The 2017 Tri-State Green Industry Conference is Feb. 2 in Cincinnati — the tri-states being Ohio, Kentucky and Indiana. It’s for anyone whose work involves plants, including landscapers, lawn and tree care workers, greenhouse managers, and others.
Of note: There’s a whole track of sessions on sustainable landscaping. Plus sessions, too, on planting for pollinators, managing urban and suburban deer, and the evidence for — and changes to landscape plants caused by — climate change.
Early bird registration, which saves you $10 and includes lunch, ends Thursday, Jan. 26.
CFAES’s OSU Extension outreach arm is one of the organizers. Read more.
Tom Smarr, horticulture director for The Parklands of Floyds Fork, a new urban park in Louisville, Kentucky, keynotes the Tri-State Green Industry Conference Feb. 4 in Cincinnati.
“(The conference) is for representatives of all sectors of the green industry,” said Julie Crook, horticulture program coordinator in OSU Extension’s Hamilton County office and chair of the event’s planning committee.
Smarr previously was horticulture director for New York City’s innovative High Line Park, shown here, which was built on an old elevated train track.
OSU Extension is CFAES’s outreach arm; CFAES is a conference co-sponsor. (Photo by Steven Severinghaus from Friends of the High Line licensed under CC BY-NC-SA 2.0.)
Is it better to rake your leaves or leave them alone?
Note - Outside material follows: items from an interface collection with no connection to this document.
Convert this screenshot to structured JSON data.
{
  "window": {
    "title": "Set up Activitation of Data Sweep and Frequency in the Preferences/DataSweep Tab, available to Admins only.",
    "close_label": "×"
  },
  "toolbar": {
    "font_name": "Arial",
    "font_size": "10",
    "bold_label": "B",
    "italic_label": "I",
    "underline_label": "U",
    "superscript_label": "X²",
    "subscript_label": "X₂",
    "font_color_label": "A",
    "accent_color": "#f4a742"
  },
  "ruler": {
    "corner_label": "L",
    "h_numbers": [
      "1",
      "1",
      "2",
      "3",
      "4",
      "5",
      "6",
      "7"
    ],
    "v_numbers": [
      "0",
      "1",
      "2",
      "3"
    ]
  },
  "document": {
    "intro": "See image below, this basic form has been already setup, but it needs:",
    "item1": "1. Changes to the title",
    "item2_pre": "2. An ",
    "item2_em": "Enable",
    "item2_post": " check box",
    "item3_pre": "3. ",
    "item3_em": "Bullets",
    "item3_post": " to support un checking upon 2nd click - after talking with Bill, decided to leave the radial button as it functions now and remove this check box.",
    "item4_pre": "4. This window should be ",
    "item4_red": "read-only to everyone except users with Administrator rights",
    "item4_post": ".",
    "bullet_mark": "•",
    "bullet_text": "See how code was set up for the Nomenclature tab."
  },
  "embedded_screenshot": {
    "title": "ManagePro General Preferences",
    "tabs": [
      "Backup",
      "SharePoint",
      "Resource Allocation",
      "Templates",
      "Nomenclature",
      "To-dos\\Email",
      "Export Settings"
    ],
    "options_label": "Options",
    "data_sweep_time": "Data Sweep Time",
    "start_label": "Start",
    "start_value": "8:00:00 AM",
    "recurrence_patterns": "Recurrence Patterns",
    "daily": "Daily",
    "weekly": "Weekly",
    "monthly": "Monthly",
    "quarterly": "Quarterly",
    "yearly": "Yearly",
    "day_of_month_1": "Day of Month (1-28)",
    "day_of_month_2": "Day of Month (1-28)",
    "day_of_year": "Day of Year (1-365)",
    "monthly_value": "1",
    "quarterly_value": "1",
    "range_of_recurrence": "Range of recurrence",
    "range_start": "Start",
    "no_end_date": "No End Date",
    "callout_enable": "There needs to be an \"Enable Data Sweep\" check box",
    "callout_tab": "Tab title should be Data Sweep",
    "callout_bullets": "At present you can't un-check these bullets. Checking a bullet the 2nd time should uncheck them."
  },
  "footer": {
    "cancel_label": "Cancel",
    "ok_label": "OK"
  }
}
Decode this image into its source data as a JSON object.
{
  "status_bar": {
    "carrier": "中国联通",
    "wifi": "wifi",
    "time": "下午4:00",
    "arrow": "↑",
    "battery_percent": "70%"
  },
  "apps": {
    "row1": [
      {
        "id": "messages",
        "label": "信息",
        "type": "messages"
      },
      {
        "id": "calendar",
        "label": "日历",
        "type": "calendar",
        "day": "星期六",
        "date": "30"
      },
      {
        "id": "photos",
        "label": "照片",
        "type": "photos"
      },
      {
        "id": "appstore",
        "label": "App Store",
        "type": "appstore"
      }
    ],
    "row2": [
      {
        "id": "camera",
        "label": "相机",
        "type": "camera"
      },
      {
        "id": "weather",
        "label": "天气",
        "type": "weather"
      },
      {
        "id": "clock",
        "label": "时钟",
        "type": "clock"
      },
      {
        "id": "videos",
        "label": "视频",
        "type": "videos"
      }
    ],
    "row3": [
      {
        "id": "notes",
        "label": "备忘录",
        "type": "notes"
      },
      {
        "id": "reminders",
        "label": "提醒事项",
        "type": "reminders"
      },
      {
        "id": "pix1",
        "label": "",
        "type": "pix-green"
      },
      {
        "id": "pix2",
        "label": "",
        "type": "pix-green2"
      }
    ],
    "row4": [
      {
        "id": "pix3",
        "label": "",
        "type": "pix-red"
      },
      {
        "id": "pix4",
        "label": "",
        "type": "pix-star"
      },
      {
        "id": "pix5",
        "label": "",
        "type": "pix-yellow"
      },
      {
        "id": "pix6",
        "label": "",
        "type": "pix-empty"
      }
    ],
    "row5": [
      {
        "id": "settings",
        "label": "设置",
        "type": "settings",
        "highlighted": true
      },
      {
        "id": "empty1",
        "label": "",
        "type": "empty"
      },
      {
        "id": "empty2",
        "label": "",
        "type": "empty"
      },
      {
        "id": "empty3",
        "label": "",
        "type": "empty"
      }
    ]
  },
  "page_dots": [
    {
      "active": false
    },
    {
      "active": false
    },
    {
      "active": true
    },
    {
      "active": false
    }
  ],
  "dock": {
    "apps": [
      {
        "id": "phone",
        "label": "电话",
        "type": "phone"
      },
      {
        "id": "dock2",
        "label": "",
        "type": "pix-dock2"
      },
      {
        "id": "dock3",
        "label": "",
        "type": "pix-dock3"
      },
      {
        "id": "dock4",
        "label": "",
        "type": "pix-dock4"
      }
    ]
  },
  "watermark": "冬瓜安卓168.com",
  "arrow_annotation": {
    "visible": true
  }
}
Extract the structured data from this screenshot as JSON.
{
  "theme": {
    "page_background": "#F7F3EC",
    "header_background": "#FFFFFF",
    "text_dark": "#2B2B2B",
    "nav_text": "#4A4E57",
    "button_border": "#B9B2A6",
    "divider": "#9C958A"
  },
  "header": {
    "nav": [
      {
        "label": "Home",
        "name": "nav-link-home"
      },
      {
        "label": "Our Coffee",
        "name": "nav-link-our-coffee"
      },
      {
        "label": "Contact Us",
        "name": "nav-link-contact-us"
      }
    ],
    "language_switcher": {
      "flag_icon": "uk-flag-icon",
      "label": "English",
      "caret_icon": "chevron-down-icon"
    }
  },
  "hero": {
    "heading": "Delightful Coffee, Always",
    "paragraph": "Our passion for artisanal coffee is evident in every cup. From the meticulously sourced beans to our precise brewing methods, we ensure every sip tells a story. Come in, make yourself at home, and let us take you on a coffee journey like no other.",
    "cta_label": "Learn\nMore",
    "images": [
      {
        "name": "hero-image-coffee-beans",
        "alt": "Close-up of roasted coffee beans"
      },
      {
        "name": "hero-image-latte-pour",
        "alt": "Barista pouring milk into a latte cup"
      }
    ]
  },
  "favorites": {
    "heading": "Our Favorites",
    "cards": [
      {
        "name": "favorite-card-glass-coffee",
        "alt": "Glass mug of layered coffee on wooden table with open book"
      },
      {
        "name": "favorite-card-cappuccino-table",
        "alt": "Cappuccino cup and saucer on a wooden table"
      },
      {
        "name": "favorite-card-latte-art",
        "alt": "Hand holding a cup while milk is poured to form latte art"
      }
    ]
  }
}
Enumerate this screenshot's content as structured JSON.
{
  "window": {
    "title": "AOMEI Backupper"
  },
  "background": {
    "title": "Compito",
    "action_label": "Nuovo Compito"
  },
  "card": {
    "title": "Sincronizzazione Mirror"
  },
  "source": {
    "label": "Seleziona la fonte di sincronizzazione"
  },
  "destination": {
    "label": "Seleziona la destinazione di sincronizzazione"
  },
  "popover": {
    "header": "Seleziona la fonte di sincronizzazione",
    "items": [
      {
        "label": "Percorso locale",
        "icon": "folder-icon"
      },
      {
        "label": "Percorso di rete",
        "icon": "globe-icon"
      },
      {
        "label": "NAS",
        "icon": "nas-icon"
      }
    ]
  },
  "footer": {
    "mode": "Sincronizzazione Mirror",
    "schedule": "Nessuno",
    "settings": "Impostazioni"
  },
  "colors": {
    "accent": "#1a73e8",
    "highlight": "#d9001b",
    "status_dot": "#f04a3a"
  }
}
Discovery News recently talked to CFAES’s Joe Rimelspach, a turfgrass pathologist, to try to answer the question. (Photo: iStock.)
A recent CFAES survey looked at why Americans think their lawns are important and what they’re willing to do (and/or not do) about it. The researchers say the findings could suggest ways to increase the acceptance (and dare it be said, fashionability) of non-chemical, environmentally friendlier lawn care methods. (Quote: “Homeowners crave the acceptance of their neighbors.”)